Evaluation Summary SOAP Performance is affected by: Encoding style (Document/Literal encoding is the choice) Product of implementation (a sizable gap between two products using the same document/literal encoding) Performance delivered by the majority SOAP implementations: Simple Message – able to deliver reasonably good performance (4 to 6ms vs 1ms non-SOAP) Medium Message – (10 to 22ms vs 7ms non-SOAP) Complex Message – (20 to 63ms vs 15ms non-SOAP) De-serialisation overhead is higher than that of serialisation.
Related Work (1) The Extreme Lab, Indiana University Govindaraju, et. al. sending different size of linked list of doubles using different implementations: SOAPRMI, SUNRMI, and NEXUSRMI, and TCP. TCP is two orders of magnitude better than SOAPRMI Serialisation and de-serialisation are the bottlenecks. Chiu, et.al. sending different arrays of mathematical doubles. Suggested Optimization: Pull Parser, schema-specific XML parser, trie and HTTP 1.1. Kohlhoff and Steele: Compares SOAP against FIX and CDR SOAP latency is 2 to 3 times worse than CDR FIX is a text based encoding and outperforms CDR and CDR

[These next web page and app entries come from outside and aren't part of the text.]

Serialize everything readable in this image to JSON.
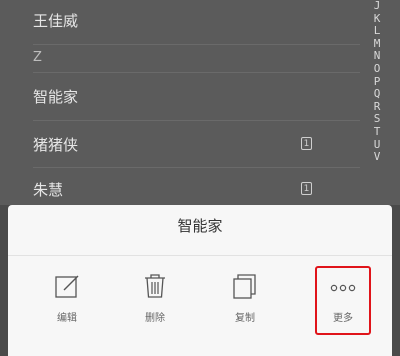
{
  "contacts": {
    "rows": [
      {
        "name": "王佳威"
      },
      {
        "section": "Z"
      },
      {
        "name": "智能家"
      },
      {
        "name": "猪猪侠",
        "badge": "1"
      },
      {
        "name": "朱慧",
        "badge": "1"
      }
    ]
  },
  "index_bar": [
    "J",
    "K",
    "L",
    "M",
    "N",
    "O",
    "P",
    "Q",
    "R",
    "S",
    "T",
    "U",
    "V"
  ],
  "sheet": {
    "title": "智能家",
    "actions": [
      {
        "label": "编辑",
        "icon": "edit-icon"
      },
      {
        "label": "删除",
        "icon": "trash-icon"
      },
      {
        "label": "复制",
        "icon": "copy-icon"
      },
      {
        "label": "更多",
        "icon": "more-dots-icon",
        "highlighted": true
      }
    ]
  },
  "colors": {
    "highlight": "#e0141a",
    "sheet_bg": "#f7f7f7",
    "overlay_bg": "#5b5b5b"
  }
}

Related Work (2) Dhawan: Compares the performance of.NET Remoting against ASP.NET ASP.NET XML serialisation is more efficient than.NET Remoting SOAP serialisation Davis and Parashar Different SOAP Implementations: SOAPRMI/Java1.1, Microsoft SOAP Toolkit SP2 in VB, Perl SOAP::Lite, Apache SOAP 2.2, and Apache Axis Alpha 3. inappropriate TCP options had caused 200ms delays in some implementations (MS SOAP, Apache SOAP and SOAP:Lite ) Conclusion: SOAP is in the orders of magnitude slower than JavaRMI and CORBA
Related Work (3) Benkner, et. al.: Compares the performance of JAXM implementations against JAXRPC in different package sizes (1x1024 -> 8x128) Different Implementations: Apache Axis 1.1 RC2, Sun JWSDP 1.1, Mind Electric GLUE4.0, Systinet WASP 4.5, Novell jBroker Web 2.0, and X-Treme XSOAP 1.2.20. Conclusion: JAXM & JAXRPC produce similar results Best performance result is achieved when using large packages of data, i.e. splitting 1MB of source data into four packages of 256KB each for JAXM in Systinet WASP implementation and 2x 512 for JAXRPC in Apache implementation.

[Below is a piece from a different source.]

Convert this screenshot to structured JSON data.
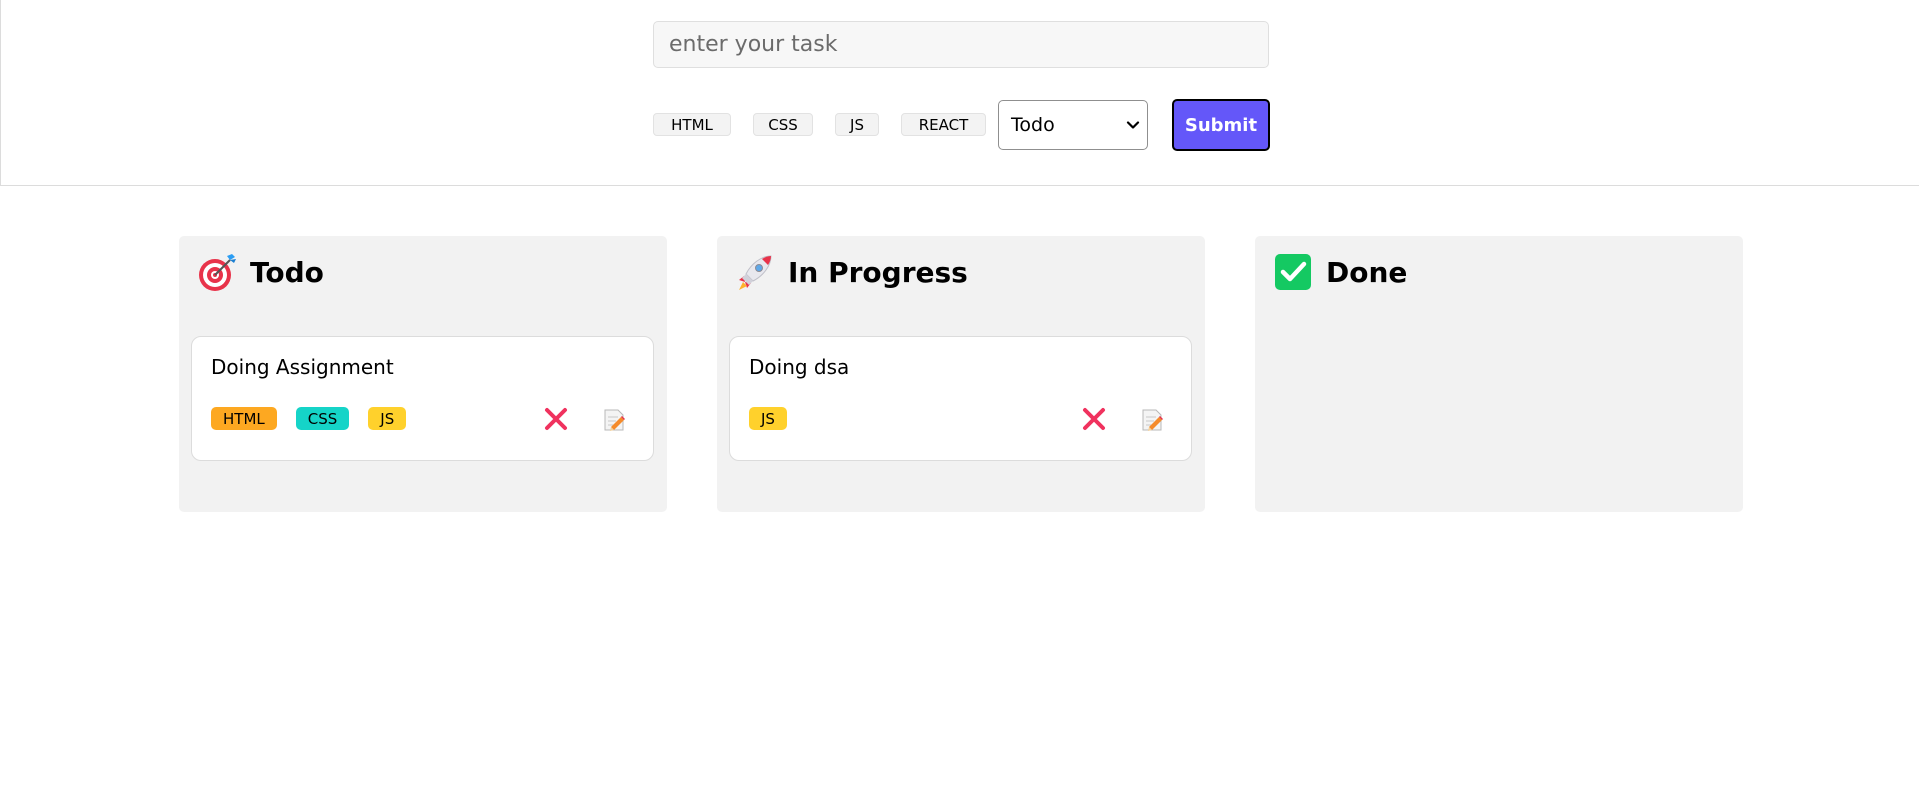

Future Work Extend Evaluation to other SOAP Implementations, such as Apache Axis Identify other factors when SOAP over HTTP is used across wide-area networks

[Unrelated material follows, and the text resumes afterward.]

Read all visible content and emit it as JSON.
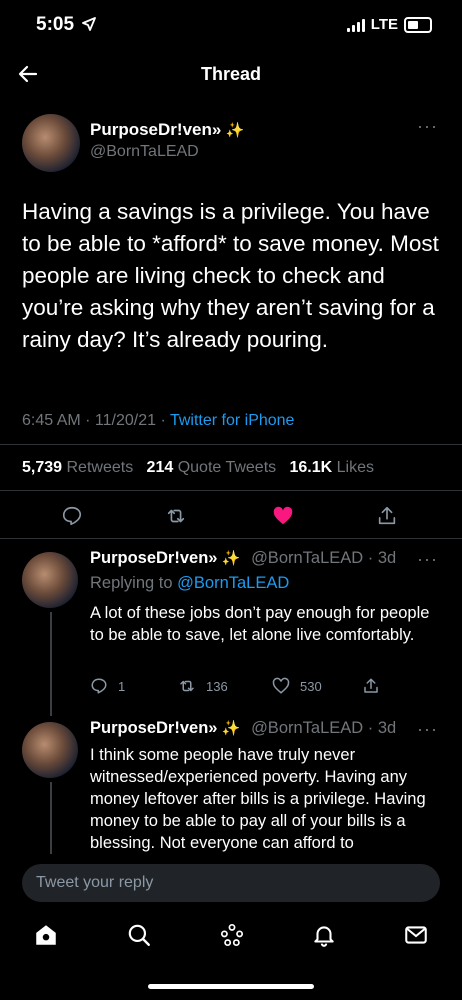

Reference Chiu K., et. al. (2002) Investigating the Limits of SOAP Performance for Scientific Computing In Proceedings of 11th. IEEE International Symposium on High Performance Distributed Computing HPDC-11 2002 (HPDC'02) Benkner, S., Brandic, I., Dimitrov, A., et al. Performance of Java Web Services Implementations. In Proceedings of ICWS'03. Las Vegas, 2003 Davis, D. and Parashar, M. Latency Performance of SOAP Implementations. In Proceedings of IEEE Cluster Computing and the GRID 2002 (CCGRID'02) Dhawan, P. Performance Comparison: Exposing Existing Code as a Web Service, October 2001 (on-line) Accessed Date: 10 October 2002 http://msdn.microsoft.com/library/default.asp?url=/library/en- us/dnbda/html/bdadotnetarch11.asp Kohlhoff, C. and Steele, R. (2003) Evaluating SOAP for High Performance Business Applications: Real – Time Trading Systems. In Proceedings of WWW2003. Budapest, Hungary. Govindaraju, M., A. Slominski, et al. Requirements for and Evaluation of RMI Protocols for Scientific Computing. Supercomputing. IEEE, 2000